The environment continues to be ripe for machinery acquisitions, as shown by the latest news from Deere and Co, that announced a joint venture with Hagie Manufacturing. Sources: AgWeb, Farm Weekly
Under the arrangement, Deere will acquire a majority ownership of Hagie, a leading manufacturer of high-clearance sprayers.
The joint venture will allow John Deere to provide a broader range of spraying equipment and precision offerings to its customers and give Hagie the ability to reach more customers and be supported with Deere’s dealer network, according to company representatives in a prepared statement.
The current plan is to continue manufacturing sprayers in Clarion, Iowa, at Hagie headquarters and for Hagie sales and service to be integrated into Deere’s global distribution channel over the next 15 months, according to Deere.

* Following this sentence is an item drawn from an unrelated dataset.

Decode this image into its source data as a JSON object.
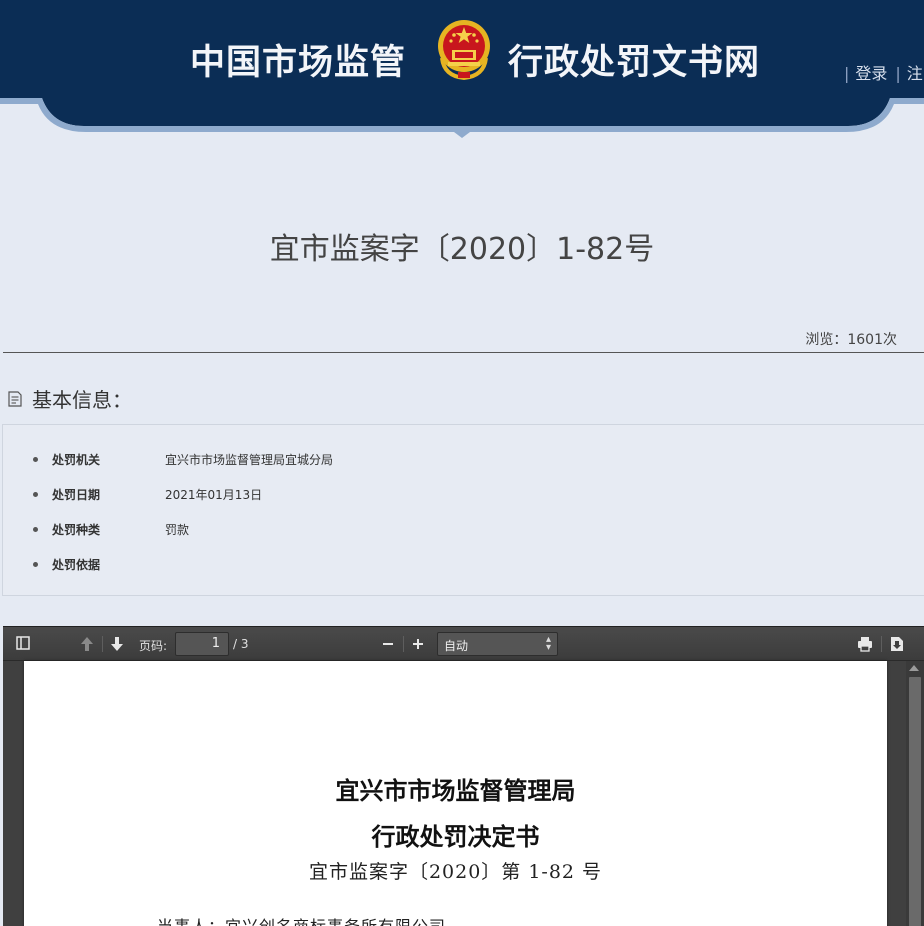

Farmers are more mindful of the changes in the marketplace after John Deere announced plans in 2015 to acquire Climate Corporation’s Precision Planting and data sharing across platforms and Monosem, the European market leader in precision planters.
Deere says equipment made by what they are referring to as a joint venture, will continue to carry the Hagie brand and be built at Hagie’s Iowa facility.

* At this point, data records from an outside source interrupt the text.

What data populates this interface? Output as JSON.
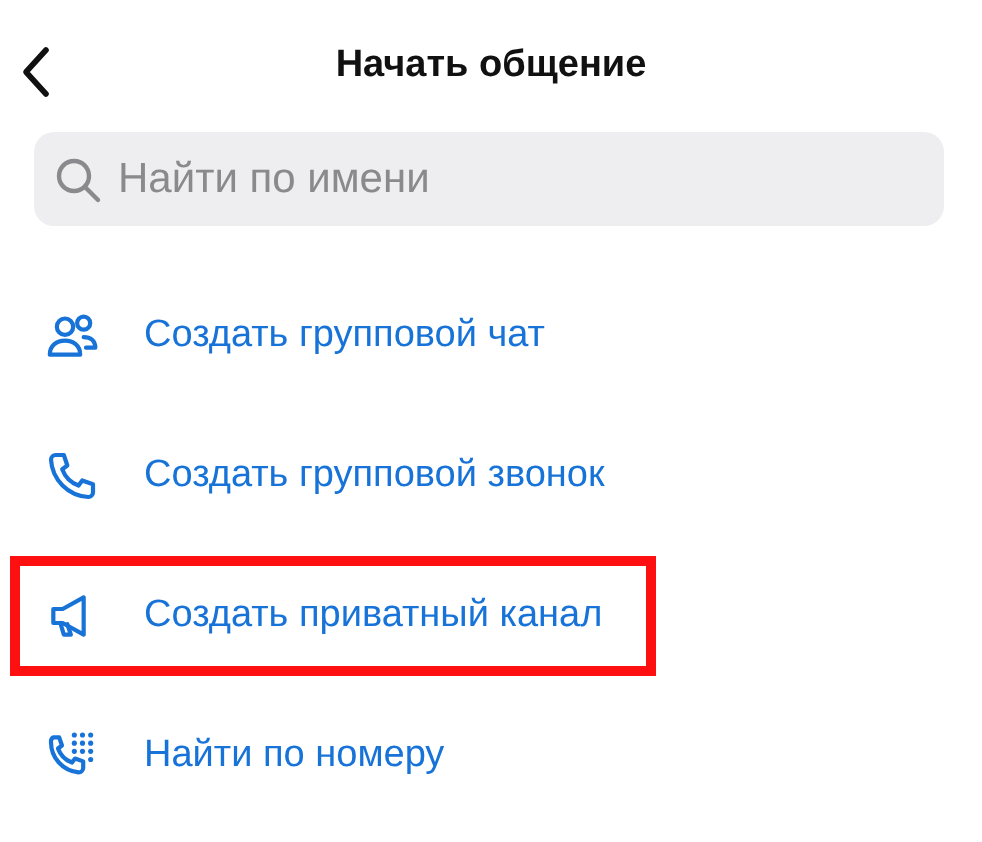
{
  "header": {
    "title": "Начать общение"
  },
  "search": {
    "placeholder": "Найти по имени"
  },
  "actions": [
    {
      "kind": "group",
      "label": "Создать групповой чат",
      "highlighted": false
    },
    {
      "kind": "call",
      "label": "Создать групповой звонок",
      "highlighted": false
    },
    {
      "kind": "channel",
      "label": "Создать приватный канал",
      "highlighted": true
    },
    {
      "kind": "dial",
      "label": "Найти по номеру",
      "highlighted": false
    }
  ]
}
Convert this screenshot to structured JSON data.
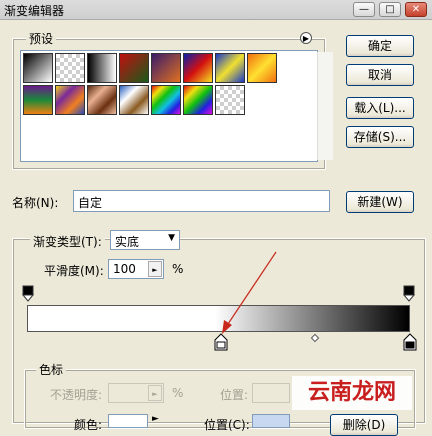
{
  "window": {
    "title": "渐变编辑器"
  },
  "presets": {
    "label": "预设",
    "swatches": [
      {
        "name": "swatch-black-white",
        "bg": "linear-gradient(135deg,#000,#fff)"
      },
      {
        "name": "swatch-black-transparent",
        "bg": "linear-gradient(135deg,rgba(0,0,0,.9),rgba(0,0,0,0))",
        "checker": true
      },
      {
        "name": "swatch-black-white-2",
        "bg": "linear-gradient(90deg,#000,#fff)"
      },
      {
        "name": "swatch-red-green",
        "bg": "linear-gradient(135deg,#c01010,#1a5a1a)"
      },
      {
        "name": "swatch-violet-orange",
        "bg": "linear-gradient(135deg,#3a1c6a,#e07020)"
      },
      {
        "name": "swatch-blue-red-yellow",
        "bg": "linear-gradient(135deg,#0a1fa8,#d41010,#f5e020)"
      },
      {
        "name": "swatch-blue-yellow-blue",
        "bg": "linear-gradient(135deg,#1a3ac8,#f0e030,#1a3ac8)"
      },
      {
        "name": "swatch-orange-yellow-orange",
        "bg": "linear-gradient(135deg,#f07010,#ffe030,#f07010)"
      },
      {
        "name": "swatch-violet-green-orange",
        "bg": "linear-gradient(180deg,#6a1a8a,#1a8a3a,#f08010)"
      },
      {
        "name": "swatch-yellow-violet-orange-blue",
        "bg": "linear-gradient(135deg,#f0d020,#7a2a9a,#f08020,#2a4ab8)"
      },
      {
        "name": "swatch-copper",
        "bg": "linear-gradient(135deg,#5a2a10,#e8b090,#6a3010,#f0c0a0)"
      },
      {
        "name": "swatch-chrome",
        "bg": "linear-gradient(135deg,#2a60c0,#ffffff,#8a5a20,#ffffff)"
      },
      {
        "name": "swatch-spectrum",
        "bg": "linear-gradient(135deg,#e01010,#f0e010,#10c010,#10c0e0,#2020e0,#e010e0)"
      },
      {
        "name": "swatch-transparent-rainbow",
        "bg": "linear-gradient(135deg,#e01010,#f0e010,#10c010,#2020e0,#e010e0)"
      },
      {
        "name": "swatch-transparent-stripes",
        "bg": "repeating-linear-gradient(135deg,rgba(0,0,0,.18) 0 3px,rgba(0,0,0,0) 3px 6px)",
        "checker": true
      }
    ]
  },
  "buttons": {
    "ok": "确定",
    "cancel": "取消",
    "load": "载入(L)...",
    "save": "存储(S)...",
    "new": "新建(W)"
  },
  "name_field": {
    "label": "名称(N):",
    "value": "自定"
  },
  "gradient": {
    "type_label": "渐变类型(T):",
    "type_value": "实底",
    "smoothness_label": "平滑度(M):",
    "smoothness_value": "100",
    "smoothness_unit": "%",
    "start_color": "#ffffff",
    "end_color": "#000000",
    "fade_start_fraction": 0.49
  },
  "color_stops": {
    "label": "色标",
    "opacity_label": "不透明度:",
    "opacity_unit": "%",
    "opacity_location_label": "位置:",
    "color_label": "颜色:",
    "color_location_label": "位置(C):",
    "delete_label": "删除(D)"
  },
  "watermark": "云南龙网"
}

Sales and service for Hagie equipment will be integrated into Deere’s global distribution channels over the next 15 months.

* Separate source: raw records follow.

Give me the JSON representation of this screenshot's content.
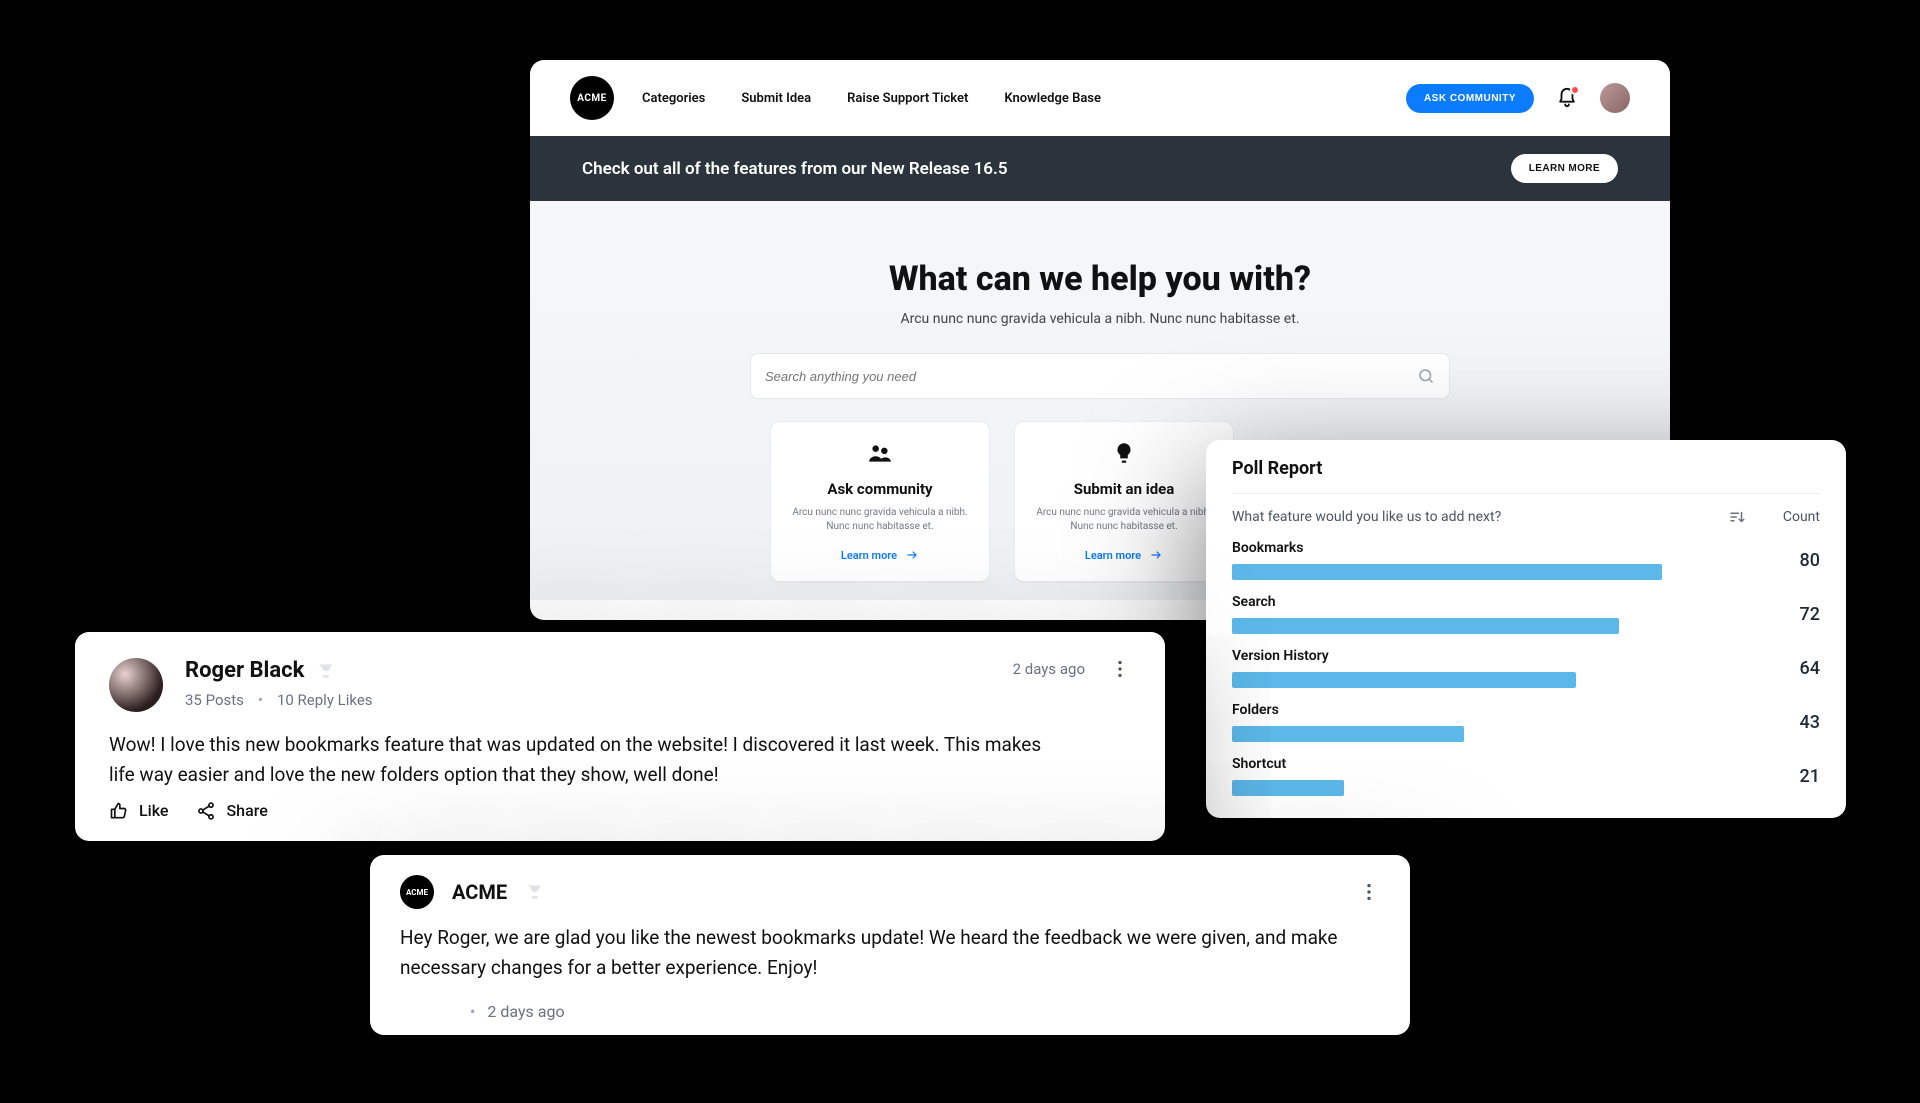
{
  "brand": {
    "name": "ACME"
  },
  "nav": {
    "items": [
      "Categories",
      "Submit Idea",
      "Raise Support Ticket",
      "Knowledge Base"
    ],
    "ask_label": "ASK COMMUNITY"
  },
  "banner": {
    "text": "Check out all of the features from our New Release 16.5",
    "cta": "LEARN MORE"
  },
  "hero": {
    "title": "What can we help you with?",
    "subtitle": "Arcu nunc nunc gravida vehicula a nibh. Nunc nunc habitasse et.",
    "search_placeholder": "Search anything you need"
  },
  "cards": [
    {
      "title": "Ask community",
      "desc": "Arcu nunc nunc gravida vehicula a nibh. Nunc nunc habitasse et.",
      "cta": "Learn more",
      "icon": "people-icon"
    },
    {
      "title": "Submit an idea",
      "desc": "Arcu nunc nunc gravida vehicula a nibh. Nunc nunc habitasse et.",
      "cta": "Learn more",
      "icon": "lightbulb-icon"
    }
  ],
  "poll": {
    "title": "Poll Report",
    "question": "What feature would you like us to add next?",
    "count_header": "Count",
    "rows": [
      {
        "label": "Bookmarks",
        "count": 80
      },
      {
        "label": "Search",
        "count": 72
      },
      {
        "label": "Version History",
        "count": 64
      },
      {
        "label": "Folders",
        "count": 43
      },
      {
        "label": "Shortcut",
        "count": 21
      }
    ],
    "max": 80
  },
  "post": {
    "author": "Roger Black",
    "posts_count": "35 Posts",
    "reply_likes": "10 Reply Likes",
    "time": "2 days ago",
    "body": "Wow! I love this new bookmarks feature that was updated on the website! I discovered it last week. This makes life way easier and love the new folders option that they show, well done!",
    "like_label": "Like",
    "share_label": "Share"
  },
  "reply": {
    "author": "ACME",
    "body": "Hey Roger, we are glad you like the newest bookmarks update! We heard the feedback we were given, and make necessary changes for a better experience. Enjoy!",
    "time": "2 days ago"
  },
  "chart_data": {
    "type": "bar",
    "orientation": "horizontal",
    "title": "Poll Report",
    "xlabel": "Count",
    "ylabel": "What feature would you like us to add next?",
    "categories": [
      "Bookmarks",
      "Search",
      "Version History",
      "Folders",
      "Shortcut"
    ],
    "values": [
      80,
      72,
      64,
      43,
      21
    ],
    "xlim": [
      0,
      80
    ]
  }
}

Hagie has been sold in Australia for a number of years by Sprayershop.
Sprayershop’s Andrew Uphill, said the news had come as a shock as they had made good in-roads with the brand over the past few years.
“We’ve got a few of the them out there, there’s a few more coming on order and some quoted as well,” he said.
“They are good all round but what they can do in-crop with laying fertiliser down is their big bonus.”
The machines accepted a toolbar for laying down liquids and an air seeder box and toolbar discs for dry fertilisers.
Hagie self propelled sprayers range from 3500 to 6000 litres with high clearance a specialty – the STS16 model offering a 193 centimetre frame clearance for in-crop applications. They also offer a quad tracked version of the STS model.
“Everyone loved them,” Mr Uphill said. “They are finished off beautifully; the cab’s are purpose designed, not taken off a tractor; they are beautiful to drive and have all the features you could ask for,” he said.
“We don’t know what’s happening. We have an agreement with them so it is interesting times.”